Records
──────────────────────────────
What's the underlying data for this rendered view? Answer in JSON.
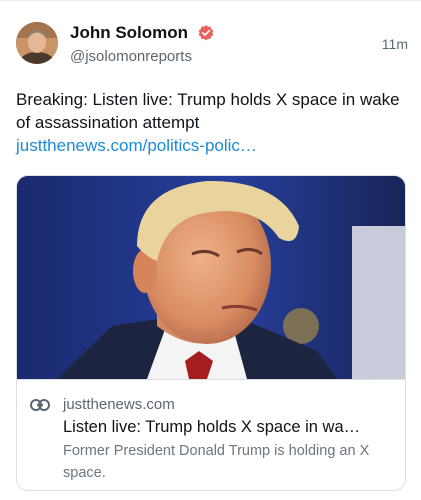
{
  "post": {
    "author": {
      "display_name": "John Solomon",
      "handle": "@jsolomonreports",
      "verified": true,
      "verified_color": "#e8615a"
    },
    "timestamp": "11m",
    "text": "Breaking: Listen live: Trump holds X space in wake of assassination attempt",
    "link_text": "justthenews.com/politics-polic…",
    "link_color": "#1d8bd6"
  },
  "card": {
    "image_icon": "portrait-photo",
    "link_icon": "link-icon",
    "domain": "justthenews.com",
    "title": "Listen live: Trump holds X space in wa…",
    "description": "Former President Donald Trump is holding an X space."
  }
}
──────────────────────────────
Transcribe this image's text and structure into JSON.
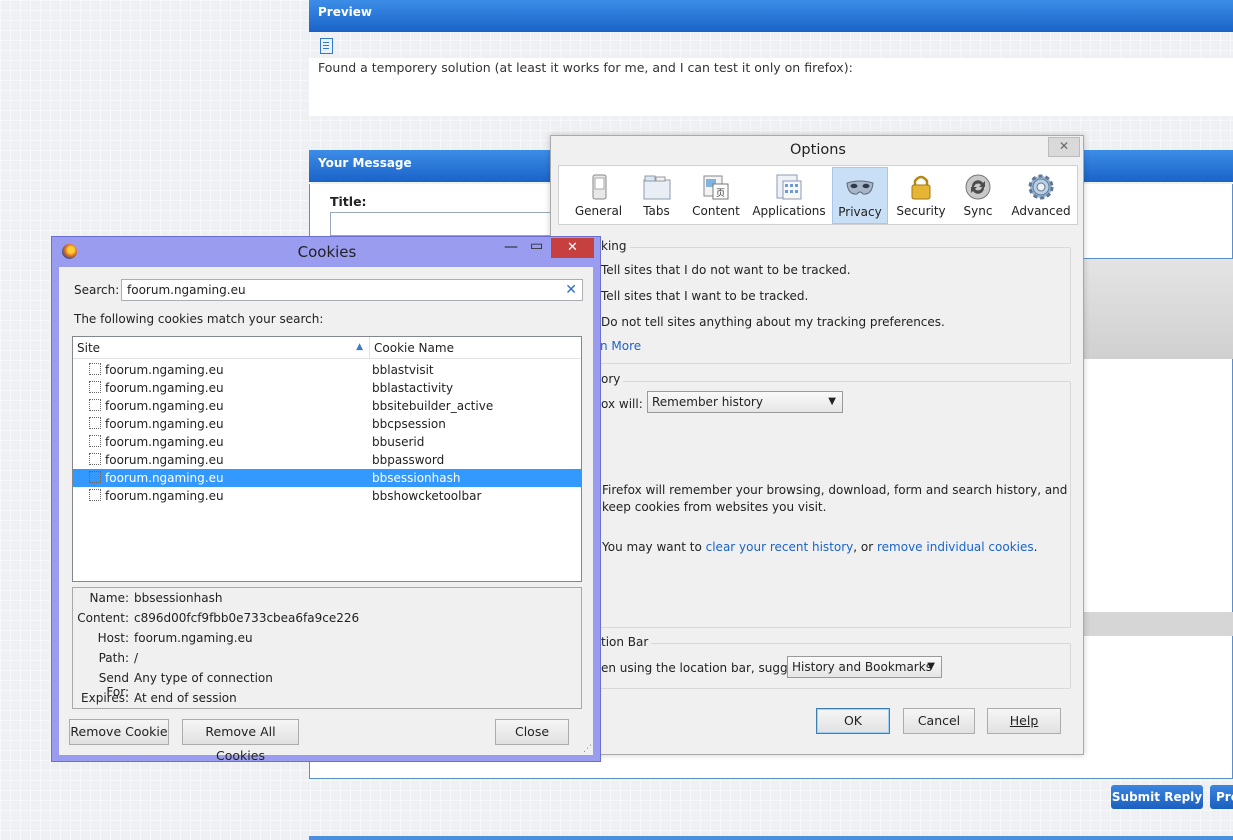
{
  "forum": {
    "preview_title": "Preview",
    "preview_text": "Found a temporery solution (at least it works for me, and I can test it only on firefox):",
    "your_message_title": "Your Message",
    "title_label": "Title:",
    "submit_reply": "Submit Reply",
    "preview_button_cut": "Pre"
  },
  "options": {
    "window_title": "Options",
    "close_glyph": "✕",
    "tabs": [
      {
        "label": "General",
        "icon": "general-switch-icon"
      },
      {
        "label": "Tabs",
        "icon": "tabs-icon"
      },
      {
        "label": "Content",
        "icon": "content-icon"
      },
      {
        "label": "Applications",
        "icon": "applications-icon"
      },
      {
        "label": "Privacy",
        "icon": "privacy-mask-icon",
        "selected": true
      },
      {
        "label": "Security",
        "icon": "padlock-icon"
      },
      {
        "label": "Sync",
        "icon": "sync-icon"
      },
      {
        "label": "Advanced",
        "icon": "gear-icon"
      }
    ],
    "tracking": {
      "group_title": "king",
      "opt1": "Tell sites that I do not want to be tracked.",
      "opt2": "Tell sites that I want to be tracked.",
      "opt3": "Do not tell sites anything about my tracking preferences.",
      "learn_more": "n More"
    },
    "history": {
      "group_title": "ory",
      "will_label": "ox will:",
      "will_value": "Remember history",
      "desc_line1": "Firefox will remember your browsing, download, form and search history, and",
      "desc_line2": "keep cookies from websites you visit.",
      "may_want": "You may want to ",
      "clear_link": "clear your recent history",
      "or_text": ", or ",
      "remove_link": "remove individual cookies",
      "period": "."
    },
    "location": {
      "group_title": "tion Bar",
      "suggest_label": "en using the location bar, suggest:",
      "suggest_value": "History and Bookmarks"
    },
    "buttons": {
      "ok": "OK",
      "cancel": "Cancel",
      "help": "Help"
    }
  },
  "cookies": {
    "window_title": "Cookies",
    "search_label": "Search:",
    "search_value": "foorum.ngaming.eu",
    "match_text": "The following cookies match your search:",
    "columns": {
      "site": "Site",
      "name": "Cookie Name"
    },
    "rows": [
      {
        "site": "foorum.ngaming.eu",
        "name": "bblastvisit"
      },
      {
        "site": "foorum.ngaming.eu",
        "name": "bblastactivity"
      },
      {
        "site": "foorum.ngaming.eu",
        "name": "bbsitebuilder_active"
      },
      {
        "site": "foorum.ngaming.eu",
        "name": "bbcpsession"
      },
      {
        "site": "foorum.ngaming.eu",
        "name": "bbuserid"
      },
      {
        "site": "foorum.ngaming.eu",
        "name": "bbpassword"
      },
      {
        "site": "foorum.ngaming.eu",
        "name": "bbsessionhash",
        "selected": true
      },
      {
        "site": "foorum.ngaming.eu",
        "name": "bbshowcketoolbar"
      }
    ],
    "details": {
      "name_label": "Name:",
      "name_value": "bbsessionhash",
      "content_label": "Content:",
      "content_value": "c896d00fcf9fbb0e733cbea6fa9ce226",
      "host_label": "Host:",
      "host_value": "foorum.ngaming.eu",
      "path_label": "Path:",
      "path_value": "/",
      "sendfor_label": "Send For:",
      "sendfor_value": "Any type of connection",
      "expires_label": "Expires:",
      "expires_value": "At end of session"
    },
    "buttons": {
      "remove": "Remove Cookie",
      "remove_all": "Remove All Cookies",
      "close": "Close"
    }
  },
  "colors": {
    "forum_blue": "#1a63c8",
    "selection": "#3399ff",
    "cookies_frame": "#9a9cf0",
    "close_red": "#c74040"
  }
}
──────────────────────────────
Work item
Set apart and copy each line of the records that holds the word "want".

Completed exercise
      "opt1": "Tell sites that I do not want to be tracked.",
      "opt2": "Tell sites that I want to be tracked.",
      "may_want": "You may want to ",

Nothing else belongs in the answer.